### Work to complete:
Go through the records and give the number of lines that include "Submissions", with nothing else.

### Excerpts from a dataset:
────
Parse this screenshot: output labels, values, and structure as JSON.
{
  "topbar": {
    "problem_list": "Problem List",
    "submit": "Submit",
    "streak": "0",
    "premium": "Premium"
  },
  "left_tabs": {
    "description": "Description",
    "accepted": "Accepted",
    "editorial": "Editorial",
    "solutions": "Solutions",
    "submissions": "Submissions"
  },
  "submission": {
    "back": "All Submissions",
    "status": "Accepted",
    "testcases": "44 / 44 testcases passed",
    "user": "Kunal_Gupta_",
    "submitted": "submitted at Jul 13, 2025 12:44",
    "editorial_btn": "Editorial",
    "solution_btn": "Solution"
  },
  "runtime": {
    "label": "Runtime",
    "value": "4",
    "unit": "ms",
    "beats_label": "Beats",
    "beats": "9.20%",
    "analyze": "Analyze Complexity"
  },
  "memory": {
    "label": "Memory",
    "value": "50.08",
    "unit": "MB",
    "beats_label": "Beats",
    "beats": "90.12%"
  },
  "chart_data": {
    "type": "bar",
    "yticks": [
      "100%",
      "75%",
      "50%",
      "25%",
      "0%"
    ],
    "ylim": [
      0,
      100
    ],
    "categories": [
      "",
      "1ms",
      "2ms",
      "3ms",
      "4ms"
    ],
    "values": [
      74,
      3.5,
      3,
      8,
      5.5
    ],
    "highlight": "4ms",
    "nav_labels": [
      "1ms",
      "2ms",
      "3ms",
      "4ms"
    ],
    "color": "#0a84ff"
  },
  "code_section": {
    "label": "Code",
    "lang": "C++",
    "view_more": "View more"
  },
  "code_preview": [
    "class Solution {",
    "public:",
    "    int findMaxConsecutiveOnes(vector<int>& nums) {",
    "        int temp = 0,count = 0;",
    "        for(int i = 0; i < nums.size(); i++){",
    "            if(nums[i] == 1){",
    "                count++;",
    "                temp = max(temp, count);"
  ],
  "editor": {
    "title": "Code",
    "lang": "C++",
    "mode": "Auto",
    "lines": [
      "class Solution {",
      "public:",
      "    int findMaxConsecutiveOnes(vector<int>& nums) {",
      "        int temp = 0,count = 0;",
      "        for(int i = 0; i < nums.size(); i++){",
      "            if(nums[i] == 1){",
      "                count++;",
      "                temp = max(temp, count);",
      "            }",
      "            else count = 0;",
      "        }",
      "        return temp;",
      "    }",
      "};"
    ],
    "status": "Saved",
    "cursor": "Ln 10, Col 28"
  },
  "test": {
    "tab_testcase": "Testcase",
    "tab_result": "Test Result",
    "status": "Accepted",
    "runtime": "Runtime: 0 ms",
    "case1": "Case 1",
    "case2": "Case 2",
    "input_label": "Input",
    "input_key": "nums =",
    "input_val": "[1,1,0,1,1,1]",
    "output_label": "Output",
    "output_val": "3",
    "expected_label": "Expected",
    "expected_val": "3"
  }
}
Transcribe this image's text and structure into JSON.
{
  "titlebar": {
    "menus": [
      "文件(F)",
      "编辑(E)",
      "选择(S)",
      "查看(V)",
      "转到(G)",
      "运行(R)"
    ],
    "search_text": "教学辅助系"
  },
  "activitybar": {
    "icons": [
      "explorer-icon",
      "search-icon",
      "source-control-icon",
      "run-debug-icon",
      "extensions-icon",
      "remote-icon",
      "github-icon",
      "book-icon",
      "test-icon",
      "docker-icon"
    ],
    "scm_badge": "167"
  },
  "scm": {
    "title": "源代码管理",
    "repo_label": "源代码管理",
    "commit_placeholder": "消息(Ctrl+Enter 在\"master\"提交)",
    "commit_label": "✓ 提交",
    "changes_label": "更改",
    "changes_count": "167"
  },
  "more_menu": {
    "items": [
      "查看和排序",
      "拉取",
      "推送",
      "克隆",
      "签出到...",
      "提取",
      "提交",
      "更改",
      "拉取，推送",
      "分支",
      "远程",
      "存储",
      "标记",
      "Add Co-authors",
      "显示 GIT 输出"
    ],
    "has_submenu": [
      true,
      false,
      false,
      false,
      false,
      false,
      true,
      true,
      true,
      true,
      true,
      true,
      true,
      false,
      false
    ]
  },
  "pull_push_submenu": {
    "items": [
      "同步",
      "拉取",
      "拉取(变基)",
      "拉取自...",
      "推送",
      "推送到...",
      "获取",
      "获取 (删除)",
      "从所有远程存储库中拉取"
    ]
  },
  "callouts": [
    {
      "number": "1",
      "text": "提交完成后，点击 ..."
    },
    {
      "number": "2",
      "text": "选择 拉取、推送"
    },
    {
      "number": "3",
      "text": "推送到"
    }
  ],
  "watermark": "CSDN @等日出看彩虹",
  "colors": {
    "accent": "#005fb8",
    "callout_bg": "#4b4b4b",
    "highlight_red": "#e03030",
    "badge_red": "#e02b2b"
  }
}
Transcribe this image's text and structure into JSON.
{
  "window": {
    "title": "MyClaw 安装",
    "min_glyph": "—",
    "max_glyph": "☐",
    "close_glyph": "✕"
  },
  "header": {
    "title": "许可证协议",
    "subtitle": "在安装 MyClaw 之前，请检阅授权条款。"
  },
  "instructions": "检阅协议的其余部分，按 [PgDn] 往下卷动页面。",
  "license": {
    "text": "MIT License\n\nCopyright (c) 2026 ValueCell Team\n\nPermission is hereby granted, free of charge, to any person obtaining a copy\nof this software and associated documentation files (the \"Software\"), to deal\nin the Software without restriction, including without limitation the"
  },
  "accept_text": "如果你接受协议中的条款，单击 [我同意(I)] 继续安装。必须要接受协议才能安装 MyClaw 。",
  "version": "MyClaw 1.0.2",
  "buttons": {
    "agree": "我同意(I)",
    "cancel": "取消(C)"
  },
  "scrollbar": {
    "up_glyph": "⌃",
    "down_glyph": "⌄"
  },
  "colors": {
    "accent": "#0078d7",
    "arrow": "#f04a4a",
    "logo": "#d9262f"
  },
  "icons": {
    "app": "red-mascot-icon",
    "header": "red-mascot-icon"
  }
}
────
### Answer space:
2